Task objective: With the images removed, repeat the data below exactly.

Input material:
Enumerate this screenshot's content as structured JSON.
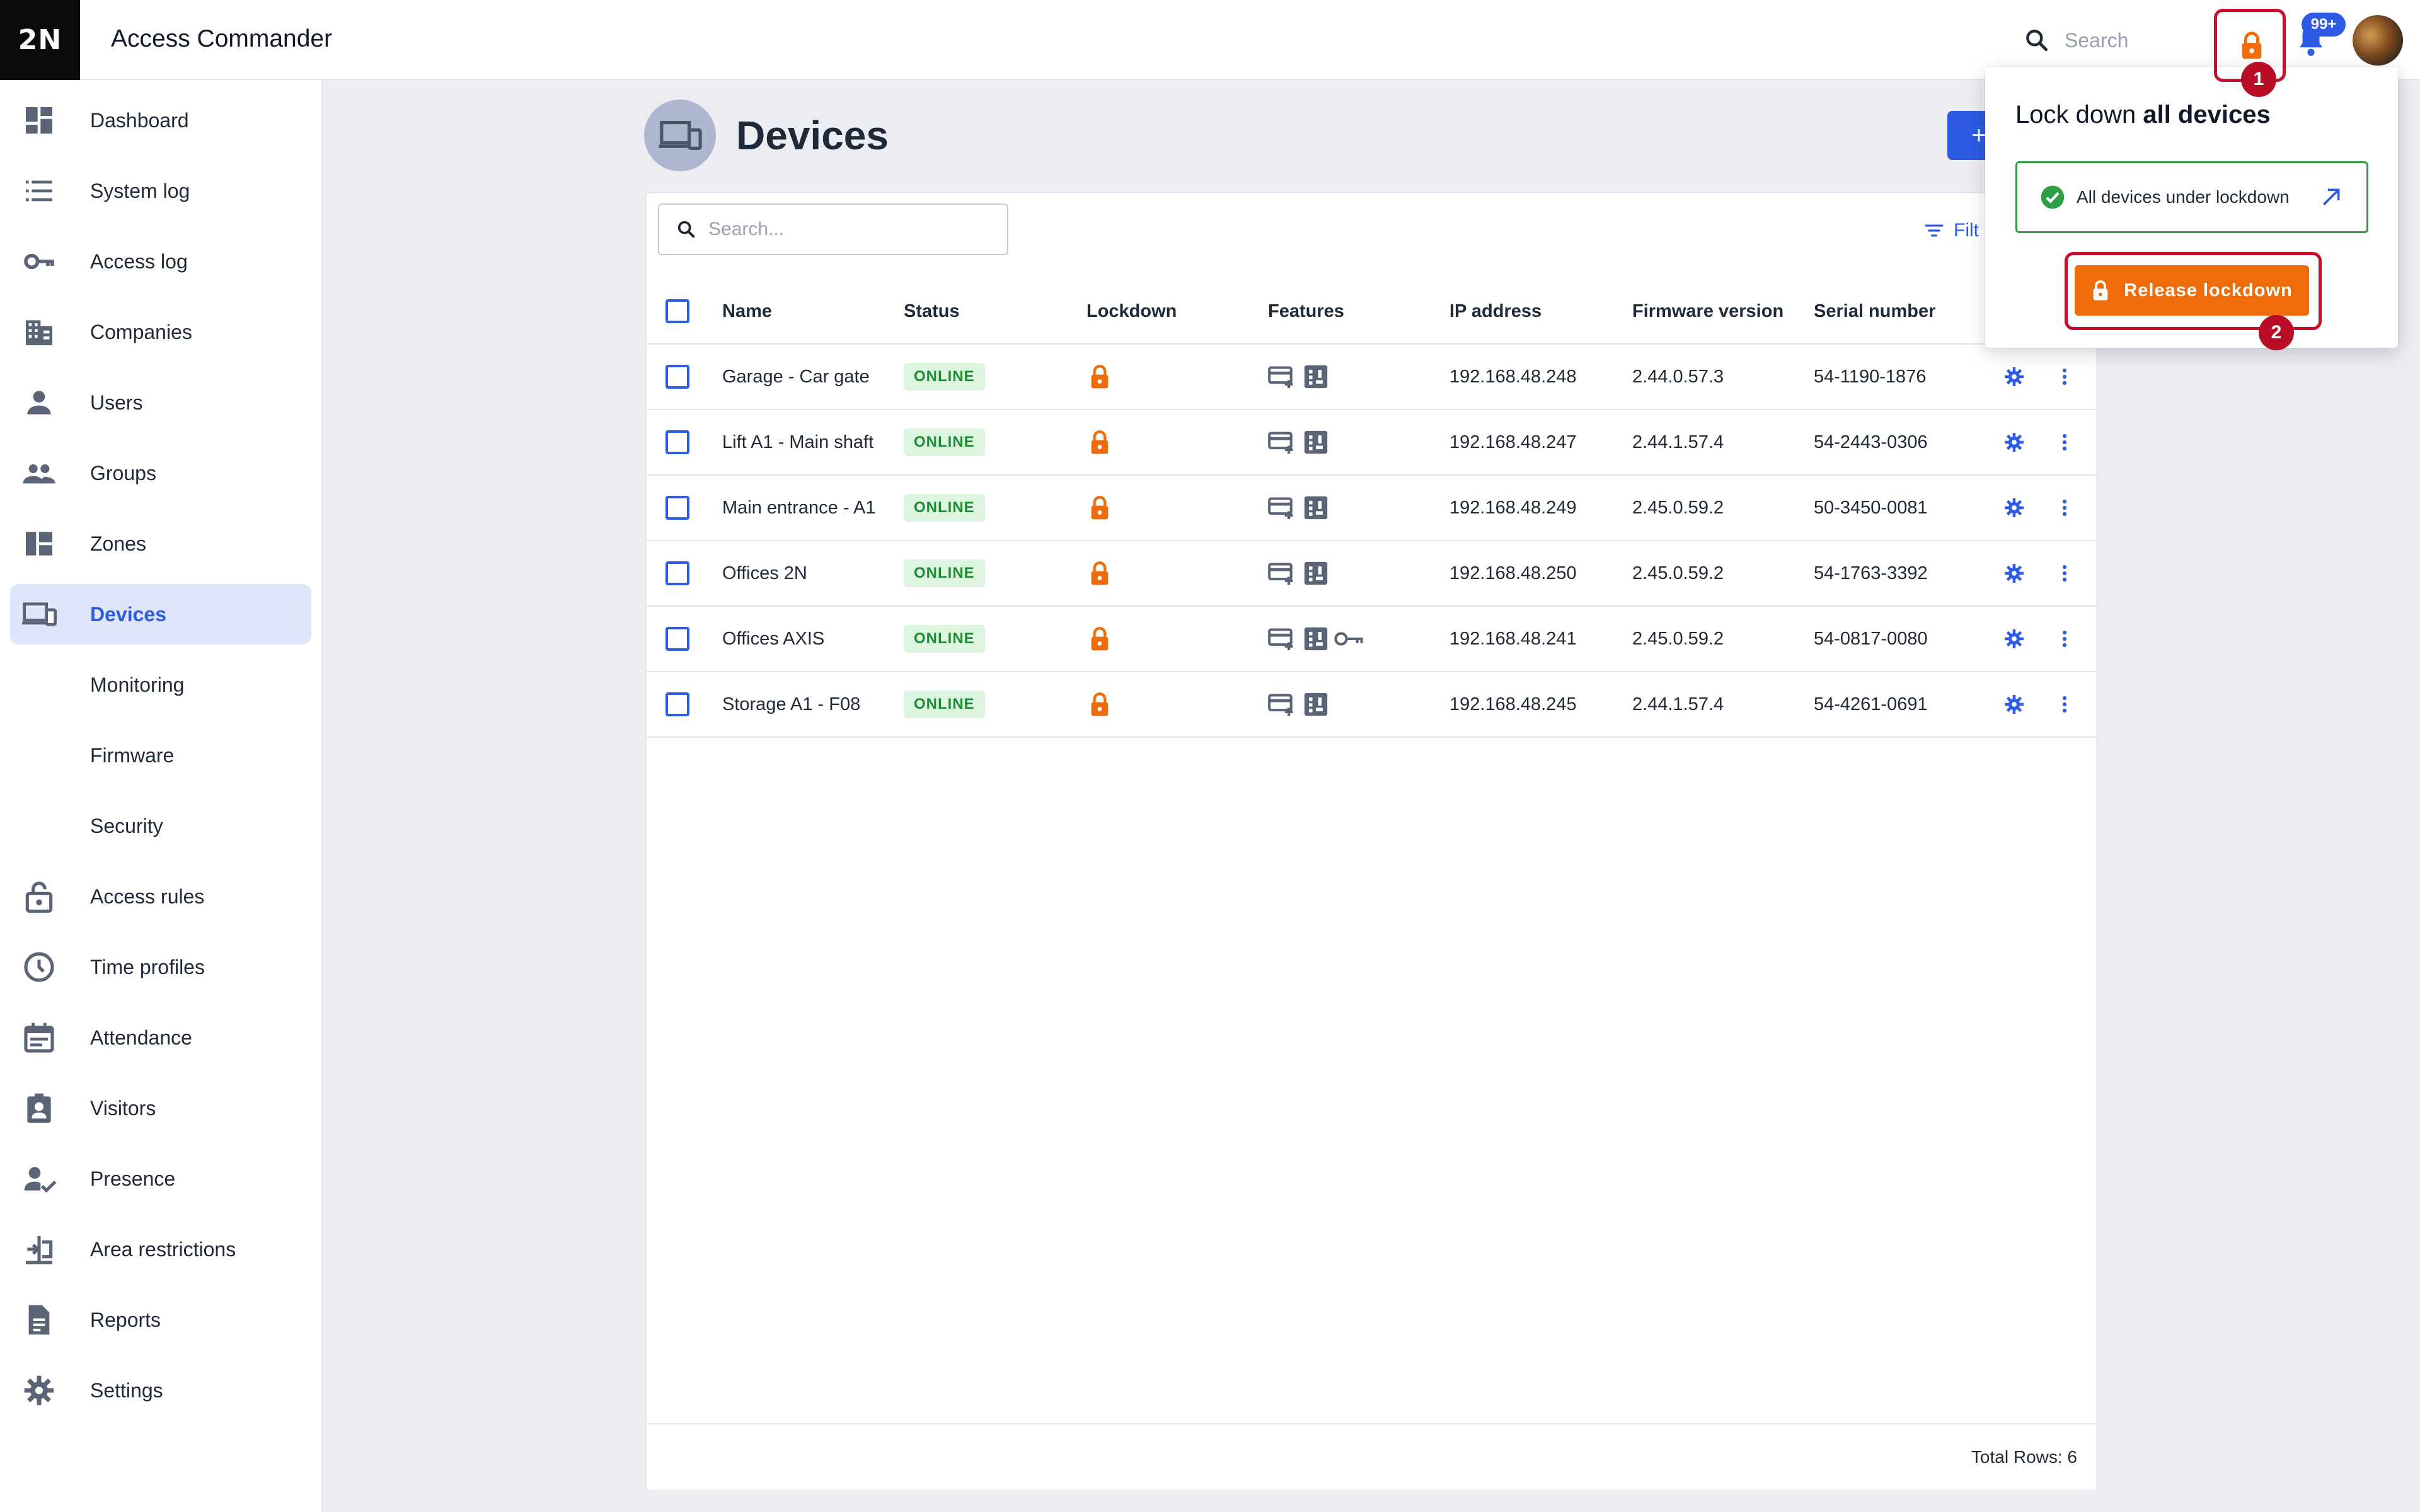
{
  "app": {
    "logo_text": "2N",
    "title": "Access Commander",
    "search_label": "Search",
    "notification_badge": "99+"
  },
  "sidebar": {
    "items": [
      {
        "label": "Dashboard",
        "icon": "dashboard-icon"
      },
      {
        "label": "System log",
        "icon": "list-icon"
      },
      {
        "label": "Access log",
        "icon": "key-icon"
      },
      {
        "label": "Companies",
        "icon": "building-icon"
      },
      {
        "label": "Users",
        "icon": "person-icon"
      },
      {
        "label": "Groups",
        "icon": "people-icon"
      },
      {
        "label": "Zones",
        "icon": "zones-icon"
      },
      {
        "label": "Devices",
        "icon": "devices-icon",
        "active": true
      },
      {
        "label": "Monitoring"
      },
      {
        "label": "Firmware"
      },
      {
        "label": "Security"
      },
      {
        "label": "Access rules",
        "icon": "lock-open-icon"
      },
      {
        "label": "Time profiles",
        "icon": "clock-icon"
      },
      {
        "label": "Attendance",
        "icon": "calendar-icon"
      },
      {
        "label": "Visitors",
        "icon": "badge-icon"
      },
      {
        "label": "Presence",
        "icon": "person-check-icon"
      },
      {
        "label": "Area restrictions",
        "icon": "area-icon"
      },
      {
        "label": "Reports",
        "icon": "document-icon"
      },
      {
        "label": "Settings",
        "icon": "gear-icon"
      }
    ]
  },
  "page": {
    "title": "Devices",
    "add_label": "+",
    "search_placeholder": "Search...",
    "filter_label": "Filt"
  },
  "table": {
    "columns": [
      "Name",
      "Status",
      "Lockdown",
      "Features",
      "IP address",
      "Firmware version",
      "Serial number"
    ],
    "rows": [
      {
        "name": "Garage - Car gate",
        "status": "ONLINE",
        "ip": "192.168.48.248",
        "firmware": "2.44.0.57.3",
        "serial": "54-1190-1876",
        "key": false
      },
      {
        "name": "Lift A1 - Main shaft",
        "status": "ONLINE",
        "ip": "192.168.48.247",
        "firmware": "2.44.1.57.4",
        "serial": "54-2443-0306",
        "key": false
      },
      {
        "name": "Main entrance - A1",
        "status": "ONLINE",
        "ip": "192.168.48.249",
        "firmware": "2.45.0.59.2",
        "serial": "50-3450-0081",
        "key": false
      },
      {
        "name": "Offices 2N",
        "status": "ONLINE",
        "ip": "192.168.48.250",
        "firmware": "2.45.0.59.2",
        "serial": "54-1763-3392",
        "key": false
      },
      {
        "name": "Offices AXIS",
        "status": "ONLINE",
        "ip": "192.168.48.241",
        "firmware": "2.45.0.59.2",
        "serial": "54-0817-0080",
        "key": true
      },
      {
        "name": "Storage A1 - F08",
        "status": "ONLINE",
        "ip": "192.168.48.245",
        "firmware": "2.44.1.57.4",
        "serial": "54-4261-0691",
        "key": false
      }
    ],
    "total_rows": "Total Rows: 6"
  },
  "lockdown_popover": {
    "title_prefix": "Lock down ",
    "title_bold": "all devices",
    "status_text": "All devices under lockdown",
    "release_label": "Release lockdown"
  },
  "annotations": {
    "step1": "1",
    "step2": "2"
  },
  "colors": {
    "accent": "#2d5be3",
    "lockdown_orange": "#ef6c0a",
    "online_green": "#1e8a35",
    "highlight_red": "#c8102e"
  }
}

Output of the exercise:
Enumerate this screenshot's content as structured JSON.
{
  "app": {
    "logo_text": "2N",
    "title": "Access Commander",
    "search_label": "Search",
    "notification_badge": "99+"
  },
  "sidebar": {
    "items": [
      {
        "label": "Dashboard",
        "icon": "dashboard-icon"
      },
      {
        "label": "System log",
        "icon": "list-icon"
      },
      {
        "label": "Access log",
        "icon": "key-icon"
      },
      {
        "label": "Companies",
        "icon": "building-icon"
      },
      {
        "label": "Users",
        "icon": "person-icon"
      },
      {
        "label": "Groups",
        "icon": "people-icon"
      },
      {
        "label": "Zones",
        "icon": "zones-icon"
      },
      {
        "label": "Devices",
        "icon": "devices-icon",
        "active": true
      },
      {
        "label": "Monitoring"
      },
      {
        "label": "Firmware"
      },
      {
        "label": "Security"
      },
      {
        "label": "Access rules",
        "icon": "lock-open-icon"
      },
      {
        "label": "Time profiles",
        "icon": "clock-icon"
      },
      {
        "label": "Attendance",
        "icon": "calendar-icon"
      },
      {
        "label": "Visitors",
        "icon": "badge-icon"
      },
      {
        "label": "Presence",
        "icon": "person-check-icon"
      },
      {
        "label": "Area restrictions",
        "icon": "area-icon"
      },
      {
        "label": "Reports",
        "icon": "document-icon"
      },
      {
        "label": "Settings",
        "icon": "gear-icon"
      }
    ]
  },
  "page": {
    "title": "Devices",
    "add_label": "+",
    "search_placeholder": "Search...",
    "filter_label": "Filt"
  },
  "table": {
    "columns": [
      "Name",
      "Status",
      "Lockdown",
      "Features",
      "IP address",
      "Firmware version",
      "Serial number"
    ],
    "rows": [
      {
        "name": "Garage - Car gate",
        "status": "ONLINE",
        "ip": "192.168.48.248",
        "firmware": "2.44.0.57.3",
        "serial": "54-1190-1876",
        "key": false
      },
      {
        "name": "Lift A1 - Main shaft",
        "status": "ONLINE",
        "ip": "192.168.48.247",
        "firmware": "2.44.1.57.4",
        "serial": "54-2443-0306",
        "key": false
      },
      {
        "name": "Main entrance - A1",
        "status": "ONLINE",
        "ip": "192.168.48.249",
        "firmware": "2.45.0.59.2",
        "serial": "50-3450-0081",
        "key": false
      },
      {
        "name": "Offices 2N",
        "status": "ONLINE",
        "ip": "192.168.48.250",
        "firmware": "2.45.0.59.2",
        "serial": "54-1763-3392",
        "key": false
      },
      {
        "name": "Offices AXIS",
        "status": "ONLINE",
        "ip": "192.168.48.241",
        "firmware": "2.45.0.59.2",
        "serial": "54-0817-0080",
        "key": true
      },
      {
        "name": "Storage A1 - F08",
        "status": "ONLINE",
        "ip": "192.168.48.245",
        "firmware": "2.44.1.57.4",
        "serial": "54-4261-0691",
        "key": false
      }
    ],
    "total_rows": "Total Rows: 6"
  },
  "lockdown_popover": {
    "title_prefix": "Lock down ",
    "title_bold": "all devices",
    "status_text": "All devices under lockdown",
    "release_label": "Release lockdown"
  },
  "annotations": {
    "step1": "1",
    "step2": "2"
  },
  "colors": {
    "accent": "#2d5be3",
    "lockdown_orange": "#ef6c0a",
    "online_green": "#1e8a35",
    "highlight_red": "#c8102e"
  }
}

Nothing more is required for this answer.